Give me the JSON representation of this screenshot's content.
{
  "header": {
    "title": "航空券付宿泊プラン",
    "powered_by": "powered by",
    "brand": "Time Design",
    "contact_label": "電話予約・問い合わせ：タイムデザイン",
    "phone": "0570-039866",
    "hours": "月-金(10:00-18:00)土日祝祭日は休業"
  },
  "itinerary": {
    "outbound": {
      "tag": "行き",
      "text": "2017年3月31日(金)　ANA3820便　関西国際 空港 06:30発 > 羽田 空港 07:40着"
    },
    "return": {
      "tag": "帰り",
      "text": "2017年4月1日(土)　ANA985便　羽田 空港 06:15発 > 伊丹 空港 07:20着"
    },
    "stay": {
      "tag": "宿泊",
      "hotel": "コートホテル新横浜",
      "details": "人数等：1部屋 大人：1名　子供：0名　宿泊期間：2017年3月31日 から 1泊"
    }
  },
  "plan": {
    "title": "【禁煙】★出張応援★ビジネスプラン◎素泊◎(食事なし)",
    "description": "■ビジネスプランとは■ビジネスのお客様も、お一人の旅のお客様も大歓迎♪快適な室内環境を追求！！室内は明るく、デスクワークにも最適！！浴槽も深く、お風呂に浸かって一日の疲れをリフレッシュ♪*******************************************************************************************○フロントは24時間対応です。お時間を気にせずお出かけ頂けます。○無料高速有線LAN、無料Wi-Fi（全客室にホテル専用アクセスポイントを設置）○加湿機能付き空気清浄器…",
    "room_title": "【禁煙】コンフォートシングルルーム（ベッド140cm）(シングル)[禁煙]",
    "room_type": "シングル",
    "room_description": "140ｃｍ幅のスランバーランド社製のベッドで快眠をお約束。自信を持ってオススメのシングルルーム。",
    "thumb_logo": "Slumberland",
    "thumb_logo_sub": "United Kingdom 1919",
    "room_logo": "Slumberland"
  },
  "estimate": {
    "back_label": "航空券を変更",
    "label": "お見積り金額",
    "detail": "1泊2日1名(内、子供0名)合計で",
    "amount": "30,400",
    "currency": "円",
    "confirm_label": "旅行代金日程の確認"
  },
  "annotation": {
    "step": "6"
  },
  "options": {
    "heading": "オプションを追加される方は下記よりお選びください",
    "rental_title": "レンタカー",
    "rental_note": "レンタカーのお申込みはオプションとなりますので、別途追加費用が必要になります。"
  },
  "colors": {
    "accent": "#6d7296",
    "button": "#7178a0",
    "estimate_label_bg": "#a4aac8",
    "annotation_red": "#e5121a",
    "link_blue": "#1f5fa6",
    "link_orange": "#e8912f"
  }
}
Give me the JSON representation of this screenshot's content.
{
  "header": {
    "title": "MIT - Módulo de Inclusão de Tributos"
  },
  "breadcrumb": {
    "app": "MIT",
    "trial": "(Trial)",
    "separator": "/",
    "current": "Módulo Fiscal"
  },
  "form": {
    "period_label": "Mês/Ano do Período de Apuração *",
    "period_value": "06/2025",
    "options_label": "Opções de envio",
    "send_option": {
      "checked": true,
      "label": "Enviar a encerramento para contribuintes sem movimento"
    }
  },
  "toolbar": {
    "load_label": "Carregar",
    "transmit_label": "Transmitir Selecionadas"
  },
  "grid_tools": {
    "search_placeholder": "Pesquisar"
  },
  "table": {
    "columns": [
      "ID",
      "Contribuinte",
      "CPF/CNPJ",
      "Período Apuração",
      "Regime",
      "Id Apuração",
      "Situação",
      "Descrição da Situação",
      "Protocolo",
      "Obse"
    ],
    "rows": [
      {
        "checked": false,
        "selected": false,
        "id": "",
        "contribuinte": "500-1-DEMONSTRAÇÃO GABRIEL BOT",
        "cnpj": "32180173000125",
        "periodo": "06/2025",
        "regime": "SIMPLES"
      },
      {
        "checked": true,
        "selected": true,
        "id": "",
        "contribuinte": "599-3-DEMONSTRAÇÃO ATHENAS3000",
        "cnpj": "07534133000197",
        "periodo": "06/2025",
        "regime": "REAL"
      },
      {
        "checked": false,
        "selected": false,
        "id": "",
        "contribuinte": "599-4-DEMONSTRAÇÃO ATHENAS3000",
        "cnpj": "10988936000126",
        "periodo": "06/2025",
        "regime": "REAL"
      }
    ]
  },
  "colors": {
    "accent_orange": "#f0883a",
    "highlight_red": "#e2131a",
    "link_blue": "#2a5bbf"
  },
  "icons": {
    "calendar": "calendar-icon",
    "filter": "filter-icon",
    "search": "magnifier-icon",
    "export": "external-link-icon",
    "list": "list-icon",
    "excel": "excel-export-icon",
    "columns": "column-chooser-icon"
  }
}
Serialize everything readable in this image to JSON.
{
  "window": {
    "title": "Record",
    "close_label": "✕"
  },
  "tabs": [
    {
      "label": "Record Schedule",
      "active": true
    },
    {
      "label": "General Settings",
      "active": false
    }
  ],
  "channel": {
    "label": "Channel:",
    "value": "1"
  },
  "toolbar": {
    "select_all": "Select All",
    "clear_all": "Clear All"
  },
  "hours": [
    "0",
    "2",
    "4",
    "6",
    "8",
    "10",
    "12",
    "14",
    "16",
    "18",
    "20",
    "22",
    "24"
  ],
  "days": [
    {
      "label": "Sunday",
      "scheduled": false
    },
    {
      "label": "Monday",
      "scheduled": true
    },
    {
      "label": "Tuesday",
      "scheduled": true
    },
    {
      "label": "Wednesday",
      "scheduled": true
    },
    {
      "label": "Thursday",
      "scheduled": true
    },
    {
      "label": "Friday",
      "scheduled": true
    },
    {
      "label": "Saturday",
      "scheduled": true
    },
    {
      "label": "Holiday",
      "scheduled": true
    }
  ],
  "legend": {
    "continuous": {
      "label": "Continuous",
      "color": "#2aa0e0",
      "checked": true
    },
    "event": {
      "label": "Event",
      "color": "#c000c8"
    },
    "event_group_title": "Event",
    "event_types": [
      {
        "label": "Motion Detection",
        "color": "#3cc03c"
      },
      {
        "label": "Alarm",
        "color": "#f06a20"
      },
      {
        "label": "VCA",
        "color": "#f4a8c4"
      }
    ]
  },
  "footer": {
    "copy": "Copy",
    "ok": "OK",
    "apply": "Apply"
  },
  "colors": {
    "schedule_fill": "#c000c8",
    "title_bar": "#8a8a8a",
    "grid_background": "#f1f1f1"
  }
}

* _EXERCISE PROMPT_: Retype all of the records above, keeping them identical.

* _RESPONSE TO THE EXERCISE_:
Give me the JSON representation of this screenshot's content.
{
  "header": {
    "title": "航空券付宿泊プラン",
    "powered_by": "powered by",
    "brand": "Time Design",
    "contact_label": "電話予約・問い合わせ：タイムデザイン",
    "phone": "0570-039866",
    "hours": "月-金(10:00-18:00)土日祝祭日は休業"
  },
  "itinerary": {
    "outbound": {
      "tag": "行き",
      "text": "2017年3月31日(金)　ANA3820便　関西国際 空港 06:30発 > 羽田 空港 07:40着"
    },
    "return": {
      "tag": "帰り",
      "text": "2017年4月1日(土)　ANA985便　羽田 空港 06:15発 > 伊丹 空港 07:20着"
    },
    "stay": {
      "tag": "宿泊",
      "hotel": "コートホテル新横浜",
      "details": "人数等：1部屋 大人：1名　子供：0名　宿泊期間：2017年3月31日 から 1泊"
    }
  },
  "plan": {
    "title": "【禁煙】★出張応援★ビジネスプラン◎素泊◎(食事なし)",
    "description": "■ビジネスプランとは■ビジネスのお客様も、お一人の旅のお客様も大歓迎♪快適な室内環境を追求！！室内は明るく、デスクワークにも最適！！浴槽も深く、お風呂に浸かって一日の疲れをリフレッシュ♪*******************************************************************************************○フロントは24時間対応です。お時間を気にせずお出かけ頂けます。○無料高速有線LAN、無料Wi-Fi（全客室にホテル専用アクセスポイントを設置）○加湿機能付き空気清浄器…",
    "room_title": "【禁煙】コンフォートシングルルーム（ベッド140cm）(シングル)[禁煙]",
    "room_type": "シングル",
    "room_description": "140ｃｍ幅のスランバーランド社製のベッドで快眠をお約束。自信を持ってオススメのシングルルーム。",
    "thumb_logo": "Slumberland",
    "thumb_logo_sub": "United Kingdom 1919",
    "room_logo": "Slumberland"
  },
  "estimate": {
    "back_label": "航空券を変更",
    "label": "お見積り金額",
    "detail": "1泊2日1名(内、子供0名)合計で",
    "amount": "30,400",
    "currency": "円",
    "confirm_label": "旅行代金日程の確認"
  },
  "annotation": {
    "step": "6"
  },
  "options": {
    "heading": "オプションを追加される方は下記よりお選びください",
    "rental_title": "レンタカー",
    "rental_note": "レンタカーのお申込みはオプションとなりますので、別途追加費用が必要になります。"
  },
  "colors": {
    "accent": "#6d7296",
    "button": "#7178a0",
    "estimate_label_bg": "#a4aac8",
    "annotation_red": "#e5121a",
    "link_blue": "#1f5fa6",
    "link_orange": "#e8912f"
  }
}
Give me the JSON representation of this screenshot's content.
{
  "header": {
    "title": "MIT - Módulo de Inclusão de Tributos"
  },
  "breadcrumb": {
    "app": "MIT",
    "trial": "(Trial)",
    "separator": "/",
    "current": "Módulo Fiscal"
  },
  "form": {
    "period_label": "Mês/Ano do Período de Apuração *",
    "period_value": "06/2025",
    "options_label": "Opções de envio",
    "send_option": {
      "checked": true,
      "label": "Enviar a encerramento para contribuintes sem movimento"
    }
  },
  "toolbar": {
    "load_label": "Carregar",
    "transmit_label": "Transmitir Selecionadas"
  },
  "grid_tools": {
    "search_placeholder": "Pesquisar"
  },
  "table": {
    "columns": [
      "ID",
      "Contribuinte",
      "CPF/CNPJ",
      "Período Apuração",
      "Regime",
      "Id Apuração",
      "Situação",
      "Descrição da Situação",
      "Protocolo",
      "Obse"
    ],
    "rows": [
      {
        "checked": false,
        "selected": false,
        "id": "",
        "contribuinte": "500-1-DEMONSTRAÇÃO GABRIEL BOT",
        "cnpj": "32180173000125",
        "periodo": "06/2025",
        "regime": "SIMPLES"
      },
      {
        "checked": true,
        "selected": true,
        "id": "",
        "contribuinte": "599-3-DEMONSTRAÇÃO ATHENAS3000",
        "cnpj": "07534133000197",
        "periodo": "06/2025",
        "regime": "REAL"
      },
      {
        "checked": false,
        "selected": false,
        "id": "",
        "contribuinte": "599-4-DEMONSTRAÇÃO ATHENAS3000",
        "cnpj": "10988936000126",
        "periodo": "06/2025",
        "regime": "REAL"
      }
    ]
  },
  "colors": {
    "accent_orange": "#f0883a",
    "highlight_red": "#e2131a",
    "link_blue": "#2a5bbf"
  },
  "icons": {
    "calendar": "calendar-icon",
    "filter": "filter-icon",
    "search": "magnifier-icon",
    "export": "external-link-icon",
    "list": "list-icon",
    "excel": "excel-export-icon",
    "columns": "column-chooser-icon"
  }
}
Serialize everything readable in this image to JSON.
{
  "window": {
    "title": "Record",
    "close_label": "✕"
  },
  "tabs": [
    {
      "label": "Record Schedule",
      "active": true
    },
    {
      "label": "General Settings",
      "active": false
    }
  ],
  "channel": {
    "label": "Channel:",
    "value": "1"
  },
  "toolbar": {
    "select_all": "Select All",
    "clear_all": "Clear All"
  },
  "hours": [
    "0",
    "2",
    "4",
    "6",
    "8",
    "10",
    "12",
    "14",
    "16",
    "18",
    "20",
    "22",
    "24"
  ],
  "days": [
    {
      "label": "Sunday",
      "scheduled": false
    },
    {
      "label": "Monday",
      "scheduled": true
    },
    {
      "label": "Tuesday",
      "scheduled": true
    },
    {
      "label": "Wednesday",
      "scheduled": true
    },
    {
      "label": "Thursday",
      "scheduled": true
    },
    {
      "label": "Friday",
      "scheduled": true
    },
    {
      "label": "Saturday",
      "scheduled": true
    },
    {
      "label": "Holiday",
      "scheduled": true
    }
  ],
  "legend": {
    "continuous": {
      "label": "Continuous",
      "color": "#2aa0e0",
      "checked": true
    },
    "event": {
      "label": "Event",
      "color": "#c000c8"
    },
    "event_group_title": "Event",
    "event_types": [
      {
        "label": "Motion Detection",
        "color": "#3cc03c"
      },
      {
        "label": "Alarm",
        "color": "#f06a20"
      },
      {
        "label": "VCA",
        "color": "#f4a8c4"
      }
    ]
  },
  "footer": {
    "copy": "Copy",
    "ok": "OK",
    "apply": "Apply"
  },
  "colors": {
    "schedule_fill": "#c000c8",
    "title_bar": "#8a8a8a",
    "grid_background": "#f1f1f1"
  }
}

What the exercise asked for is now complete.